Grey hats are as the name implies, somewhere in the middle between black hat hackers and white hats. They may act illegally sometimes but usually have good intentions and are usually not motivated by personal gain. This doesn’t mean they won’t seek personal gain, but it is not traditionally their motive.

This type of hacker may break into a system and then leave a nice note to the administrator saying “Hello, you might want to patch this vulnerability because I was able to get in”. If they had been a black hat, they would have exploited the vulnerability and used it to their advantage. If they had been a pure white hat, they wouldn’t have done anything without the express permission of the system owner.

Script Kiddies:

Script kiddies are usually unskilled novice hackers (hence the “kiddies” moniker) that implement easy to use attack tools and/or automated scripts that other people have built.
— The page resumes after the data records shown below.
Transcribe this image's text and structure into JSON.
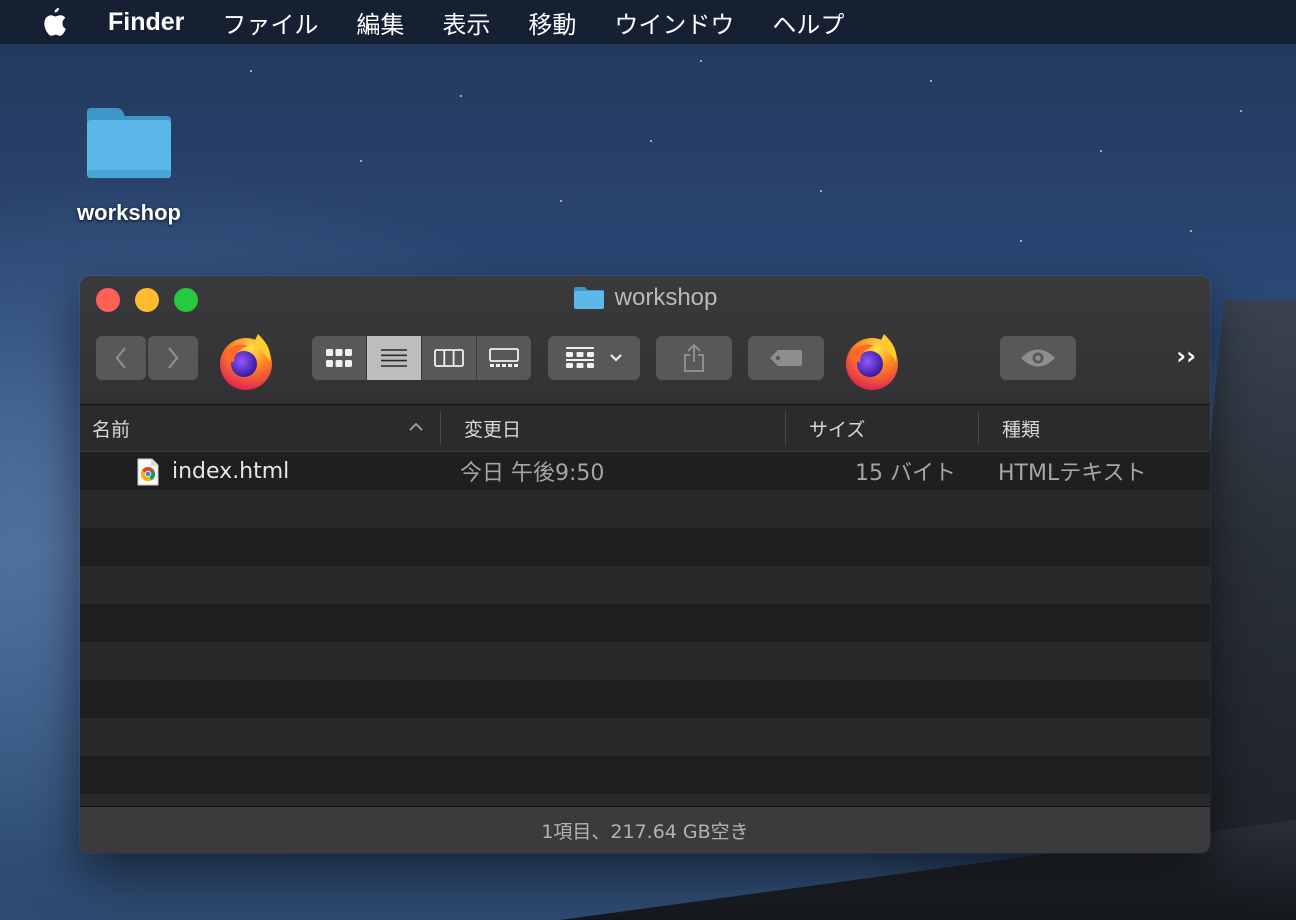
{
  "menubar": {
    "app_name": "Finder",
    "items": [
      "ファイル",
      "編集",
      "表示",
      "移動",
      "ウインドウ",
      "ヘルプ"
    ]
  },
  "desktop": {
    "folder_label": "workshop"
  },
  "window": {
    "title": "workshop",
    "columns": {
      "name": "名前",
      "modified": "変更日",
      "size": "サイズ",
      "kind": "種類"
    },
    "files": [
      {
        "name": "index.html",
        "modified": "今日 午後9:50",
        "size": "15 バイト",
        "kind": "HTMLテキスト"
      }
    ],
    "status": "1項目、217.64 GB空き"
  },
  "colors": {
    "close": "#fe5f57",
    "minimize": "#febc2e",
    "zoom": "#28c840",
    "folder": "#5cb8e8"
  }
}
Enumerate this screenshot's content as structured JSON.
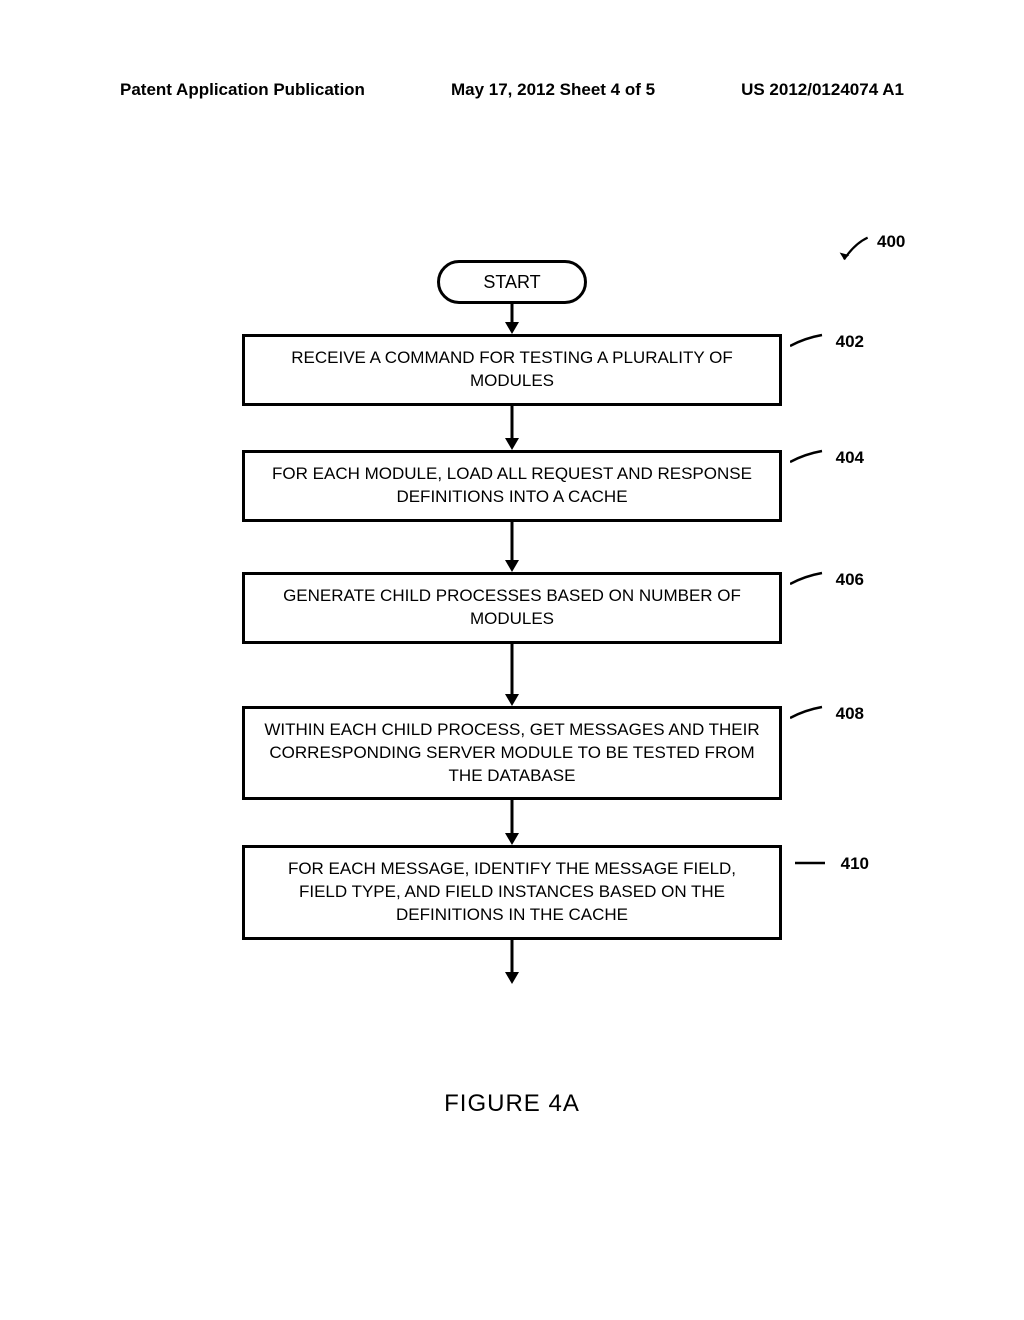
{
  "header": {
    "left": "Patent Application Publication",
    "center": "May 17, 2012  Sheet 4 of 5",
    "right": "US 2012/0124074 A1"
  },
  "flowchart": {
    "ref_400": "400",
    "start": "START",
    "steps": [
      {
        "text": "RECEIVE A COMMAND FOR TESTING A PLURALITY OF MODULES",
        "ref": "402"
      },
      {
        "text": "FOR EACH MODULE, LOAD ALL REQUEST AND RESPONSE DEFINITIONS INTO A CACHE",
        "ref": "404"
      },
      {
        "text": "GENERATE CHILD PROCESSES BASED ON NUMBER OF MODULES",
        "ref": "406"
      },
      {
        "text": "WITHIN EACH CHILD PROCESS, GET MESSAGES AND THEIR CORRESPONDING SERVER MODULE TO BE TESTED FROM THE DATABASE",
        "ref": "408"
      },
      {
        "text": "FOR EACH MESSAGE, IDENTIFY THE MESSAGE FIELD, FIELD TYPE, AND FIELD INSTANCES BASED ON THE DEFINITIONS IN THE CACHE",
        "ref": "410"
      }
    ]
  },
  "figure_label": "FIGURE 4A",
  "chart_data": {
    "type": "flowchart",
    "title": "FIGURE 4A",
    "reference_number": "400",
    "nodes": [
      {
        "id": "start",
        "type": "terminator",
        "label": "START"
      },
      {
        "id": "402",
        "type": "process",
        "label": "RECEIVE A COMMAND FOR TESTING A PLURALITY OF MODULES"
      },
      {
        "id": "404",
        "type": "process",
        "label": "FOR EACH MODULE, LOAD ALL REQUEST AND RESPONSE DEFINITIONS INTO A CACHE"
      },
      {
        "id": "406",
        "type": "process",
        "label": "GENERATE CHILD PROCESSES BASED ON NUMBER OF MODULES"
      },
      {
        "id": "408",
        "type": "process",
        "label": "WITHIN EACH CHILD PROCESS, GET MESSAGES AND THEIR CORRESPONDING SERVER MODULE TO BE TESTED FROM THE DATABASE"
      },
      {
        "id": "410",
        "type": "process",
        "label": "FOR EACH MESSAGE, IDENTIFY THE MESSAGE FIELD, FIELD TYPE, AND FIELD INSTANCES BASED ON THE DEFINITIONS IN THE CACHE"
      }
    ],
    "edges": [
      {
        "from": "start",
        "to": "402"
      },
      {
        "from": "402",
        "to": "404"
      },
      {
        "from": "404",
        "to": "406"
      },
      {
        "from": "406",
        "to": "408"
      },
      {
        "from": "408",
        "to": "410"
      },
      {
        "from": "410",
        "to": "continue"
      }
    ]
  }
}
The motives of script kiddies vary. They may attack systems purely for the thrill of the hack, for perceived “street cred”, or for other motives, political or otherwise.

Hacktivists:

A hacktivist (blend of the words 'hacking' and 'activist') may use computer hacking and vulnerability exploitation to further their own political agenda.

Goals typically associated with hacktivist groups may include promoting things such as freedom of information and freedom of speech. Goals can also be very specific and politically motivated or non-specific. Tactics used by hacktivists can range from the simple mirroring of websites that have been shutdown, all the way to acts that would be considered cyber-terrorism, such as denial-of-service attacks. 

All these types of hackers are players on the cyber battlefield of the Internet. You can prepare yourself to deal with these folks and the tools they use by educating yourself on the topic of computer security.

Check out our articles on Defense-in-depth and How to prepare for Cyber-warfare for more discussion and information you can use to help protect your systems and yourself.